(Component data from apps and pages)

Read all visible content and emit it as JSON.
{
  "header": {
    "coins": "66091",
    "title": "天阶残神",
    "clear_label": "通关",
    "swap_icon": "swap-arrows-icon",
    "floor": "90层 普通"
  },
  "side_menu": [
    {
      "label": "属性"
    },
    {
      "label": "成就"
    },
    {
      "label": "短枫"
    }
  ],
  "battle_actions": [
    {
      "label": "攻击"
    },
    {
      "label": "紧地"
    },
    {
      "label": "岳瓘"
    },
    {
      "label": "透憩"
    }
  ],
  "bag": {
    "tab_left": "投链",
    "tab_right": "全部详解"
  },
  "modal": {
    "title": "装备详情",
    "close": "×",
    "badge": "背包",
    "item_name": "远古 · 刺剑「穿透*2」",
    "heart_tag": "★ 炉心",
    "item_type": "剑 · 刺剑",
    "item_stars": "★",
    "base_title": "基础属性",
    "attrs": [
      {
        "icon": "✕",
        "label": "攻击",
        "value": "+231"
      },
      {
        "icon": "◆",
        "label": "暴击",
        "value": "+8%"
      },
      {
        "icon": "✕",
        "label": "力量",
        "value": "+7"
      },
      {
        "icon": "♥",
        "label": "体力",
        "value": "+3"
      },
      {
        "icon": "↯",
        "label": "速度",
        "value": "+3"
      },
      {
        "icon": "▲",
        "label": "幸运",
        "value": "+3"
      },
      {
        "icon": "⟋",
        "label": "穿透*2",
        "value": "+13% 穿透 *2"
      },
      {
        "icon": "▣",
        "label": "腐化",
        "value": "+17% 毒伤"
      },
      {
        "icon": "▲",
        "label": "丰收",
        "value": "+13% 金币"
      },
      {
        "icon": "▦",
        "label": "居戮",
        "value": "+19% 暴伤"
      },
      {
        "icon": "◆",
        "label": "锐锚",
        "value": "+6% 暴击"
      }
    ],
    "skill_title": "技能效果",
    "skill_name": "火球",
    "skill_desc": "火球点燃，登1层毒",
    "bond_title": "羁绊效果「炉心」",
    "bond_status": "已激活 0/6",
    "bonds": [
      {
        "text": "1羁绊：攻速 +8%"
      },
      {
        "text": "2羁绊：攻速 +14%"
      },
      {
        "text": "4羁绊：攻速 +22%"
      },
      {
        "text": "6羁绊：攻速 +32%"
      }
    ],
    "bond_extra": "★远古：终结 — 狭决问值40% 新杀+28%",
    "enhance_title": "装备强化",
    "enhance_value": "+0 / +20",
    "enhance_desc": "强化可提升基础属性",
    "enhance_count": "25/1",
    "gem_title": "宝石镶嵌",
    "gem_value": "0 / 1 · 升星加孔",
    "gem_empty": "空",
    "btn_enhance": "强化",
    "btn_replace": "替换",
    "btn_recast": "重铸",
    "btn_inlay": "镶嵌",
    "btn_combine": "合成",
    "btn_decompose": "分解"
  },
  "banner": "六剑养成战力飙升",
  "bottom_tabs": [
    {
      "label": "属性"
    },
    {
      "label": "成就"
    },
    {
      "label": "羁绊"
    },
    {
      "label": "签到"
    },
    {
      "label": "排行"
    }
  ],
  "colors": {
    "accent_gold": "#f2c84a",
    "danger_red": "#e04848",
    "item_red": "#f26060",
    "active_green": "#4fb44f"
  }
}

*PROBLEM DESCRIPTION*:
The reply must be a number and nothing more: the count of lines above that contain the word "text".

*YOUR SOLUTION*:
4